## [To do]
A complete, exact copy of the records below is the required result.

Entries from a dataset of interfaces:
********************

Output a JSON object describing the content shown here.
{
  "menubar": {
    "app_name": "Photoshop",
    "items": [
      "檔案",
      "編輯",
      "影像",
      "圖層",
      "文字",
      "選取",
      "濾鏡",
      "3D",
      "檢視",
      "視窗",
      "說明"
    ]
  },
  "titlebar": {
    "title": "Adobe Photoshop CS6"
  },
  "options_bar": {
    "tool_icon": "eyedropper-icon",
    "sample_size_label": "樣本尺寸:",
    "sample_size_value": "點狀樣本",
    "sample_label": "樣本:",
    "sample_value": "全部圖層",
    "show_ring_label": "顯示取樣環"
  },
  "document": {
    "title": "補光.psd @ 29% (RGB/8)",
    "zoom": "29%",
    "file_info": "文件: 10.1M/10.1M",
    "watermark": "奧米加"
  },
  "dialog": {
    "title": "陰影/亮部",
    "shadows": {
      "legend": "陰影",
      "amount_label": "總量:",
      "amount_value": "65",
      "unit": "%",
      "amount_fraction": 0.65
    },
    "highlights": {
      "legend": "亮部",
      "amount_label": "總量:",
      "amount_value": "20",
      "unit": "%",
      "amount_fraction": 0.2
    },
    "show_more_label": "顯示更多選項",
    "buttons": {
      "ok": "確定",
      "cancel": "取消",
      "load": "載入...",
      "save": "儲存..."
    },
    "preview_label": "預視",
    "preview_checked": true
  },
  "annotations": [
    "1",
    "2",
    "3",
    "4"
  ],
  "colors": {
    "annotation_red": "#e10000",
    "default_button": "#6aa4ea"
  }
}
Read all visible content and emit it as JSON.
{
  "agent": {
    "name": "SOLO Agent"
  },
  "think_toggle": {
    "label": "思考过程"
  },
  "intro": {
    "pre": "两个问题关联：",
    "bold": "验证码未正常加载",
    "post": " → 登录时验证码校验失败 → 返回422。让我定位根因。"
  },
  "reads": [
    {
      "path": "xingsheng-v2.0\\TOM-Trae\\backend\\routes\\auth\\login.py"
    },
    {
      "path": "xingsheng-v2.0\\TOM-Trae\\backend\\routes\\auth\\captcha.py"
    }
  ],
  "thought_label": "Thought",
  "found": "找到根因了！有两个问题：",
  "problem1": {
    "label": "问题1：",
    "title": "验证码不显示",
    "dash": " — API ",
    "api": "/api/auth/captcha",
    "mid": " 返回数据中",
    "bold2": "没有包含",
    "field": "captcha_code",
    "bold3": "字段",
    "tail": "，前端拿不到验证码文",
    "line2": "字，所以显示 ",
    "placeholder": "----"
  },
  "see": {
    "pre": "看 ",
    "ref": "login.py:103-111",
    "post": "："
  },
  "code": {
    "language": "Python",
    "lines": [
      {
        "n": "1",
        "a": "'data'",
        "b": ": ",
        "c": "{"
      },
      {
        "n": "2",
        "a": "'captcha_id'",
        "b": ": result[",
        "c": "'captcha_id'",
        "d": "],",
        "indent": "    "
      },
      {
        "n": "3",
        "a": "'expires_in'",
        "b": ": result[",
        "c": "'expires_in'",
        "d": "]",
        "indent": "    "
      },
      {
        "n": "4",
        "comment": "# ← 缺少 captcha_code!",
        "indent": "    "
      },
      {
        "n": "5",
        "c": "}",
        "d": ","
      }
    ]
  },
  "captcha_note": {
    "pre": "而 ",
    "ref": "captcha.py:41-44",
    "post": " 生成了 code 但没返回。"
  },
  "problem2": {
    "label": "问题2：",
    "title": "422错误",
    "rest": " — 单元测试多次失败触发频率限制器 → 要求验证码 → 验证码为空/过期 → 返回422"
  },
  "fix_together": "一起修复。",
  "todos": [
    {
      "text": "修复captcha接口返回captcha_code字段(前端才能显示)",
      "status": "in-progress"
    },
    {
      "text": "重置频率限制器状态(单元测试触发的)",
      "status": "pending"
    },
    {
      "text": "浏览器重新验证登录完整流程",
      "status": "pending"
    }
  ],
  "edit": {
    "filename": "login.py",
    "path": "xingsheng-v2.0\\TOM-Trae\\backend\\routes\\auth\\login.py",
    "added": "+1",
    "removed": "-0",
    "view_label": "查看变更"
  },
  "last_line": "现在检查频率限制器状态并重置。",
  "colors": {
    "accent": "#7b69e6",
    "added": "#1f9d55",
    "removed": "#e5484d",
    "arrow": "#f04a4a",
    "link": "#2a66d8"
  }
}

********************

## [Answer to this exercise]
Output a JSON object describing the content shown here.
{
  "menubar": {
    "app_name": "Photoshop",
    "items": [
      "檔案",
      "編輯",
      "影像",
      "圖層",
      "文字",
      "選取",
      "濾鏡",
      "3D",
      "檢視",
      "視窗",
      "說明"
    ]
  },
  "titlebar": {
    "title": "Adobe Photoshop CS6"
  },
  "options_bar": {
    "tool_icon": "eyedropper-icon",
    "sample_size_label": "樣本尺寸:",
    "sample_size_value": "點狀樣本",
    "sample_label": "樣本:",
    "sample_value": "全部圖層",
    "show_ring_label": "顯示取樣環"
  },
  "document": {
    "title": "補光.psd @ 29% (RGB/8)",
    "zoom": "29%",
    "file_info": "文件: 10.1M/10.1M",
    "watermark": "奧米加"
  },
  "dialog": {
    "title": "陰影/亮部",
    "shadows": {
      "legend": "陰影",
      "amount_label": "總量:",
      "amount_value": "65",
      "unit": "%",
      "amount_fraction": 0.65
    },
    "highlights": {
      "legend": "亮部",
      "amount_label": "總量:",
      "amount_value": "20",
      "unit": "%",
      "amount_fraction": 0.2
    },
    "show_more_label": "顯示更多選項",
    "buttons": {
      "ok": "確定",
      "cancel": "取消",
      "load": "載入...",
      "save": "儲存..."
    },
    "preview_label": "預視",
    "preview_checked": true
  },
  "annotations": [
    "1",
    "2",
    "3",
    "4"
  ],
  "colors": {
    "annotation_red": "#e10000",
    "default_button": "#6aa4ea"
  }
}
Read all visible content and emit it as JSON.
{
  "agent": {
    "name": "SOLO Agent"
  },
  "think_toggle": {
    "label": "思考过程"
  },
  "intro": {
    "pre": "两个问题关联：",
    "bold": "验证码未正常加载",
    "post": " → 登录时验证码校验失败 → 返回422。让我定位根因。"
  },
  "reads": [
    {
      "path": "xingsheng-v2.0\\TOM-Trae\\backend\\routes\\auth\\login.py"
    },
    {
      "path": "xingsheng-v2.0\\TOM-Trae\\backend\\routes\\auth\\captcha.py"
    }
  ],
  "thought_label": "Thought",
  "found": "找到根因了！有两个问题：",
  "problem1": {
    "label": "问题1：",
    "title": "验证码不显示",
    "dash": " — API ",
    "api": "/api/auth/captcha",
    "mid": " 返回数据中",
    "bold2": "没有包含",
    "field": "captcha_code",
    "bold3": "字段",
    "tail": "，前端拿不到验证码文",
    "line2": "字，所以显示 ",
    "placeholder": "----"
  },
  "see": {
    "pre": "看 ",
    "ref": "login.py:103-111",
    "post": "："
  },
  "code": {
    "language": "Python",
    "lines": [
      {
        "n": "1",
        "a": "'data'",
        "b": ": ",
        "c": "{"
      },
      {
        "n": "2",
        "a": "'captcha_id'",
        "b": ": result[",
        "c": "'captcha_id'",
        "d": "],",
        "indent": "    "
      },
      {
        "n": "3",
        "a": "'expires_in'",
        "b": ": result[",
        "c": "'expires_in'",
        "d": "]",
        "indent": "    "
      },
      {
        "n": "4",
        "comment": "# ← 缺少 captcha_code!",
        "indent": "    "
      },
      {
        "n": "5",
        "c": "}",
        "d": ","
      }
    ]
  },
  "captcha_note": {
    "pre": "而 ",
    "ref": "captcha.py:41-44",
    "post": " 生成了 code 但没返回。"
  },
  "problem2": {
    "label": "问题2：",
    "title": "422错误",
    "rest": " — 单元测试多次失败触发频率限制器 → 要求验证码 → 验证码为空/过期 → 返回422"
  },
  "fix_together": "一起修复。",
  "todos": [
    {
      "text": "修复captcha接口返回captcha_code字段(前端才能显示)",
      "status": "in-progress"
    },
    {
      "text": "重置频率限制器状态(单元测试触发的)",
      "status": "pending"
    },
    {
      "text": "浏览器重新验证登录完整流程",
      "status": "pending"
    }
  ],
  "edit": {
    "filename": "login.py",
    "path": "xingsheng-v2.0\\TOM-Trae\\backend\\routes\\auth\\login.py",
    "added": "+1",
    "removed": "-0",
    "view_label": "查看变更"
  },
  "last_line": "现在检查频率限制器状态并重置。",
  "colors": {
    "accent": "#7b69e6",
    "added": "#1f9d55",
    "removed": "#e5484d",
    "arrow": "#f04a4a",
    "link": "#2a66d8"
  }
}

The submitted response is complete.